AVAILABLE DATA
[Start of Attachment]

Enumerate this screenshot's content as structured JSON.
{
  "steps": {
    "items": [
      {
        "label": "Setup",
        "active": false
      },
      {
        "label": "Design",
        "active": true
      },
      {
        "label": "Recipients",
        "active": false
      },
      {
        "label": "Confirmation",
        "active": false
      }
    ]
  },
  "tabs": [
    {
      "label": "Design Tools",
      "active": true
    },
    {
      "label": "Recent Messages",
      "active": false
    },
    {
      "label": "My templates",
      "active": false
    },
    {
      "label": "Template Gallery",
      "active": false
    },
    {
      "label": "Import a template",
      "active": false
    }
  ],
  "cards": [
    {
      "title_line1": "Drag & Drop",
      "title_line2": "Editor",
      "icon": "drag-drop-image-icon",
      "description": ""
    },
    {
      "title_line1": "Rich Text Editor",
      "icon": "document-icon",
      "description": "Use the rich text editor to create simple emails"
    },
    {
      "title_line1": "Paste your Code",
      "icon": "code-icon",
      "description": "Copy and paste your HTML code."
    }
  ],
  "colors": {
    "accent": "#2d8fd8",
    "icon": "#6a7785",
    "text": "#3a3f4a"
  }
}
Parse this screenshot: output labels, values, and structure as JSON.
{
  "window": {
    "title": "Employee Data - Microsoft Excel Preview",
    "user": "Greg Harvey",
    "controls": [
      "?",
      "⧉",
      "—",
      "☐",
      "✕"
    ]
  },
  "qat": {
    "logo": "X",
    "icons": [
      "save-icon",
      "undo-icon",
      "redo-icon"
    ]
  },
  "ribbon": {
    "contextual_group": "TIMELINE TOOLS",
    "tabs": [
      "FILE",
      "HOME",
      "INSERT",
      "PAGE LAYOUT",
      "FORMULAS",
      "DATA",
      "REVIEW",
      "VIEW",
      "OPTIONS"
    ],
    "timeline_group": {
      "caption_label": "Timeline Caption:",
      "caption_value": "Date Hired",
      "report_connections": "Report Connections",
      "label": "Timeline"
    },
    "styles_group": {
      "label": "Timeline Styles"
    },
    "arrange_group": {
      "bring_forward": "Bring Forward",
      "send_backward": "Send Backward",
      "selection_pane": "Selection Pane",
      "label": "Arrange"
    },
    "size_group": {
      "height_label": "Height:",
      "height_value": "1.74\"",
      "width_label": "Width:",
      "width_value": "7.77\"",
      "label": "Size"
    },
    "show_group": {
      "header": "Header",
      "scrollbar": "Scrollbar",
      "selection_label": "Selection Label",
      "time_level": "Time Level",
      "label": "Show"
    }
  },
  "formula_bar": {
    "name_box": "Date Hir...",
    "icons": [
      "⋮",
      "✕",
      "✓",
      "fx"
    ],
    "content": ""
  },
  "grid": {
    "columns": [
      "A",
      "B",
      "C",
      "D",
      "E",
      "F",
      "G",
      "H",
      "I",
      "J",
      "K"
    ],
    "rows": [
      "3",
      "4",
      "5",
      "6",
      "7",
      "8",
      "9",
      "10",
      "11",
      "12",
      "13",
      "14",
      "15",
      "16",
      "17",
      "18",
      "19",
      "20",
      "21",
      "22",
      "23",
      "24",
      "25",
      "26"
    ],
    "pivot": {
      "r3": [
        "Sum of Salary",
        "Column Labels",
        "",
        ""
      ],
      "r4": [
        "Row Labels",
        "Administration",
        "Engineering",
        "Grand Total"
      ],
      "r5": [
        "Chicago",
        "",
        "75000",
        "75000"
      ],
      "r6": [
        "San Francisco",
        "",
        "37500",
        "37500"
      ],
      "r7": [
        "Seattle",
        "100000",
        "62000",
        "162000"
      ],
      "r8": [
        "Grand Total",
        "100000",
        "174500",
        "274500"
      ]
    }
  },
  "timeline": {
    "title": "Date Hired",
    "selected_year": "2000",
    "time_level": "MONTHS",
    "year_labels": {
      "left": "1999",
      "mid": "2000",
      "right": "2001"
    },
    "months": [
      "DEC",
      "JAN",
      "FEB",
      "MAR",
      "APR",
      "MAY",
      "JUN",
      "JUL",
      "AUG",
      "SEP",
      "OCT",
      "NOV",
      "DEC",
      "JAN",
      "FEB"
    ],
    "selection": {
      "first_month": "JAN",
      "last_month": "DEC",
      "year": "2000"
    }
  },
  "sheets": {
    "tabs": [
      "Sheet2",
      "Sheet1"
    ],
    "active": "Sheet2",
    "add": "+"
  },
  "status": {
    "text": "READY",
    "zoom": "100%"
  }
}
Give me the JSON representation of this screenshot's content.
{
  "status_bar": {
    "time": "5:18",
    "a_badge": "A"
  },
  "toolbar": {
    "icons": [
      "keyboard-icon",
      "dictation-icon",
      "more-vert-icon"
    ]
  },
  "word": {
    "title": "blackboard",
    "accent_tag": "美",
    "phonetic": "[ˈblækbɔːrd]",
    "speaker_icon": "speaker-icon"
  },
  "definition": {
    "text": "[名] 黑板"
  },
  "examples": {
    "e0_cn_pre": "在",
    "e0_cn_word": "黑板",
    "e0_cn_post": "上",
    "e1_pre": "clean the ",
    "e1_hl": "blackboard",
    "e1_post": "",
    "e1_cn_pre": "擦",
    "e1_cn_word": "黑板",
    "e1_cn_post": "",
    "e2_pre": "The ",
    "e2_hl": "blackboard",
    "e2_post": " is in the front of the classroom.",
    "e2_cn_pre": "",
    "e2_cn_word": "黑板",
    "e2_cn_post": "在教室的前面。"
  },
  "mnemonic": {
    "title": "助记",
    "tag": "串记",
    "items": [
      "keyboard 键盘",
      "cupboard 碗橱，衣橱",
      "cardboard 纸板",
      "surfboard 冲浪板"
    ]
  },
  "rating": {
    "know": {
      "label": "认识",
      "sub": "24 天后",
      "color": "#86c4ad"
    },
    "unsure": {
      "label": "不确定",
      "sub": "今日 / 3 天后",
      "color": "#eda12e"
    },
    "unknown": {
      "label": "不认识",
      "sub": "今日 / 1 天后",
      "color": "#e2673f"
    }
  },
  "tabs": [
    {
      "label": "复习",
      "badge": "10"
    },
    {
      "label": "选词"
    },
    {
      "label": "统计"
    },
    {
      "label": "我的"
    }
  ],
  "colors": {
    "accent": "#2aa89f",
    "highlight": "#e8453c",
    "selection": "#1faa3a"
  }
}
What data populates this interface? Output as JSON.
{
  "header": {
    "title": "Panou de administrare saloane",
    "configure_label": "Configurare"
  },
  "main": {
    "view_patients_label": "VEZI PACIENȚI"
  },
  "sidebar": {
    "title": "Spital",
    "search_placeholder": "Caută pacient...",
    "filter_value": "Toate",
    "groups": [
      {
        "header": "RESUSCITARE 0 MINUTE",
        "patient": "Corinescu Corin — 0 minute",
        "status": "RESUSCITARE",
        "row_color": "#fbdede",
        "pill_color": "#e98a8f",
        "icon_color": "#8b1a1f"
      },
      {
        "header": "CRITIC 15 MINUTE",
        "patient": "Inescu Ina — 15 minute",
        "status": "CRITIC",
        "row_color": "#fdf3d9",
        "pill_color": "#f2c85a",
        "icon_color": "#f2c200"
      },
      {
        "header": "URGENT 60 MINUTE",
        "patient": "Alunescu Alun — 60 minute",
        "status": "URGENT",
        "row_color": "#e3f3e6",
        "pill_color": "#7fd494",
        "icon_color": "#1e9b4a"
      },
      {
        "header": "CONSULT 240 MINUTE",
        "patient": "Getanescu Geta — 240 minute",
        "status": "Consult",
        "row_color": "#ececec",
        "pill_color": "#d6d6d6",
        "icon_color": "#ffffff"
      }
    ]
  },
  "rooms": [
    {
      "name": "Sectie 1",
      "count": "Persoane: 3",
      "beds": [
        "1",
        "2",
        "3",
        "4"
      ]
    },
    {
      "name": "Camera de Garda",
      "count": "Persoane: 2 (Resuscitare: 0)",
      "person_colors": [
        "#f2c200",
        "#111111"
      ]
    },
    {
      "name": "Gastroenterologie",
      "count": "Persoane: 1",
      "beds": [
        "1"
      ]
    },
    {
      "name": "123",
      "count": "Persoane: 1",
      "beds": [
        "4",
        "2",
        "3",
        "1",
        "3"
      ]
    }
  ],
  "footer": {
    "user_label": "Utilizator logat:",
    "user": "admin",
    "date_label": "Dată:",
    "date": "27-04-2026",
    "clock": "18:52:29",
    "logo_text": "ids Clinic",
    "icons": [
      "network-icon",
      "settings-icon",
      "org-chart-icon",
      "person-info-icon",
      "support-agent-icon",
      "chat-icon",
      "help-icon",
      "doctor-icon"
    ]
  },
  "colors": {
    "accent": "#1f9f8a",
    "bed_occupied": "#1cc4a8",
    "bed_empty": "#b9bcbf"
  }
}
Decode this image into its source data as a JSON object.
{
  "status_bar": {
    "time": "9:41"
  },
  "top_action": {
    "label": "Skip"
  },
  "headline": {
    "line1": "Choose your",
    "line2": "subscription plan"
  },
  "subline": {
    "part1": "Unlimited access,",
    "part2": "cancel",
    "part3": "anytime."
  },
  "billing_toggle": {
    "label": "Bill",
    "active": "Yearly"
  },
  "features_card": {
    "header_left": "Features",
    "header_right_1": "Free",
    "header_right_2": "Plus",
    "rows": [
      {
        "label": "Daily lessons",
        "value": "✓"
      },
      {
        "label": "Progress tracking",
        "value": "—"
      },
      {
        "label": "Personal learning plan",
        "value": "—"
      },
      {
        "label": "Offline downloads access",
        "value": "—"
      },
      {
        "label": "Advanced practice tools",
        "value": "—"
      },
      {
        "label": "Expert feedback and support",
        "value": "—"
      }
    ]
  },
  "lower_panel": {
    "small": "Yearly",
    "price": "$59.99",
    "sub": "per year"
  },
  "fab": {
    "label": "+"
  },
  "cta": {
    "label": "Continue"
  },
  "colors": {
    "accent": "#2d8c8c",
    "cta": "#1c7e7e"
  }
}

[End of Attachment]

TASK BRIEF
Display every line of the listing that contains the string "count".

RESPONSE
      "count": "Persoane: 3",
      "count": "Persoane: 2 (Resuscitare: 0)",
      "count": "Persoane: 1",
      "count": "Persoane: 1",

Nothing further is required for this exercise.